Presentation on theme: "Cheryl Ryan Renee Baker. Hepatitis is the inflammation of the liver caused by a virus. The disease targets liver cells, hepatocytes. There are currently."— Presentation transcript:
Hepatitis is the inflammation of the liver caused by a virus. The disease targets liver cells, hepatocytes. There are currently eleven viruses recognized as causing hepatitis: 2 are herpesviruses 9 are hepatotropic ( 5 are well characterized: A, B, C, D, and E)
Taxonomy Hepatitis A Virus (HAV) - Picornaviridae, Hepatovirus Hepatitis B Virus (HBV) - Orthohepadnavirus, Hepodnaviridae Hepatitis C Virus (HCV) - Flaviviridae
Ecology of the Virus Biological vectors – humans, contaminated food and water, contaminated needles HAV- can live outside the body for months, depending on the environmental conditions. HBV - can survive outside the body at least 7 days. HCV- can survive outside the body and still transmit infection for 16 hours, but not longer than 4 days.
Infection Process- Hepatitis A HAV enters the gut replicates in the alimentary tract spreads to infect the liver multiplies in hepatocytes
Infection Process – Hepatitis B & C The virus attaches to the liver cell and is transported inside. Viral particles are released into the nucleus. The virus is replicated and then released from the cell.
Symptoms Jaundice Fatigue Abdominal pain Loss of appetite Nausea Diarrhea Fever Joint Pain ( HBV) Dark Urine (HCV)
Diagnostic Tests Serological testing – presence of IgM antibody to HAV Blood Tests (HBV and HCV)
Treatments HAV – vaccine is the best prevention HBV – vaccine HCV – there is no vaccine available Who should be vaccinated? Who should not be vaccinated?
Prevention Surest way to prevent transmission is to avoid sexual contact with infected persons. (HBV and HCV) Never inject illegal drugs. Do not share personal care items. Consider the risks of getting tattoos and piercings. Wash hands with soap and water after using the bathroom, changing a diaper, and before preparing and eating food. (HAV)
Epidemiology HAV – Before the vaccine became available there were 35,000 cases per year. Number of new hepatitis A cases: 5,683 (2004) Transmitted by fecal-oral contamination, sexual contact, illegal drug use, and consumption of contaminated food. As little as 10-100 viral particles are needed to infect the host. 1/3 have evidence of past infection. Hepatitis E is similar to Hepatitis A.

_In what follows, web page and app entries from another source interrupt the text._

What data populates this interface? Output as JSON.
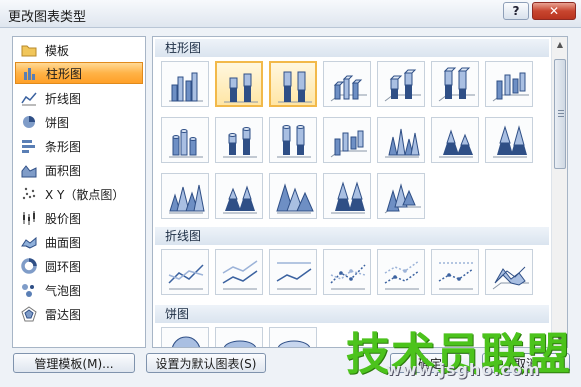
{
  "window": {
    "title": "更改图表类型",
    "help": "?",
    "close": "✕"
  },
  "sidebar": {
    "items": [
      {
        "label": "模板",
        "icon": "folder-icon",
        "selected": false
      },
      {
        "label": "柱形图",
        "icon": "column-chart-icon",
        "selected": true
      },
      {
        "label": "折线图",
        "icon": "line-chart-icon",
        "selected": false
      },
      {
        "label": "饼图",
        "icon": "pie-chart-icon",
        "selected": false
      },
      {
        "label": "条形图",
        "icon": "bar-chart-icon",
        "selected": false
      },
      {
        "label": "面积图",
        "icon": "area-chart-icon",
        "selected": false
      },
      {
        "label": "X Y（散点图）",
        "icon": "scatter-chart-icon",
        "selected": false
      },
      {
        "label": "股价图",
        "icon": "stock-chart-icon",
        "selected": false
      },
      {
        "label": "曲面图",
        "icon": "surface-chart-icon",
        "selected": false
      },
      {
        "label": "圆环图",
        "icon": "doughnut-chart-icon",
        "selected": false
      },
      {
        "label": "气泡图",
        "icon": "bubble-chart-icon",
        "selected": false
      },
      {
        "label": "雷达图",
        "icon": "radar-chart-icon",
        "selected": false
      }
    ]
  },
  "gallery": {
    "sections": [
      {
        "title": "柱形图"
      },
      {
        "title": "折线图"
      },
      {
        "title": "饼图"
      }
    ],
    "selected_index": 1
  },
  "buttons": {
    "manage": "管理模板(M)...",
    "set_default": "设置为默认图表(S)",
    "ok": "确定",
    "cancel": "取消"
  },
  "watermark": {
    "line1": "技术员联盟",
    "line2": "www.jsgho.com"
  },
  "colors": {
    "selection": "#ffb347",
    "accent_blue": "#4f6fa8"
  }
}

Epidemiology (cont.) HBV – Generally transmitted through body fluids and sexual contact, illegal drug use and needle sticks, and healthcare settings. As of 1997 more than 80 countries had adopted routine HBV vaccinations for children. The number of new infections per year declined from 260,000 in the 1980’s to about 60,000 in 2004. Hepatitis D only occurs when the host is infected with HBV. Estimated 1.25 million chronically infected Americans, of whom 20-30% acquire their infection in childhood.
Epidemiology (cont.) HCV – Transmission occurs when contaminated blood enters the body of a person who is not infected. Most infections are due to illegal injection drug use. Estimated 4.1 million (1.6%) of Americans have been infected with HCV. The number of new infections has declined from approximately 240,000 in the 1980’s to about 26,000 in 2004. Transfusion associated cases now occur in less than 1 per 2 million transfused units of blood.
Morbidity and Mortality HAV – There is no chronic infection. About 15% of people infected will have prolonged or relapsing symptoms over a 6-9 month period. HBV -Each year, approximately 600,000 deaths occur worldwide (2003). Death from chronic liver disease occurs in 15-25% HCV – 1-5% of infected persons die from chronic liver disease. Leading cause for liver transplants.
Latest Research Alpha Interferon which results in sustained remission in selected patients is the only available therapy for treatments of persons with chronic hepatitis C. Prevention of HCV infection by vaccination is likely to be challenging if ongoing viral mutations continue.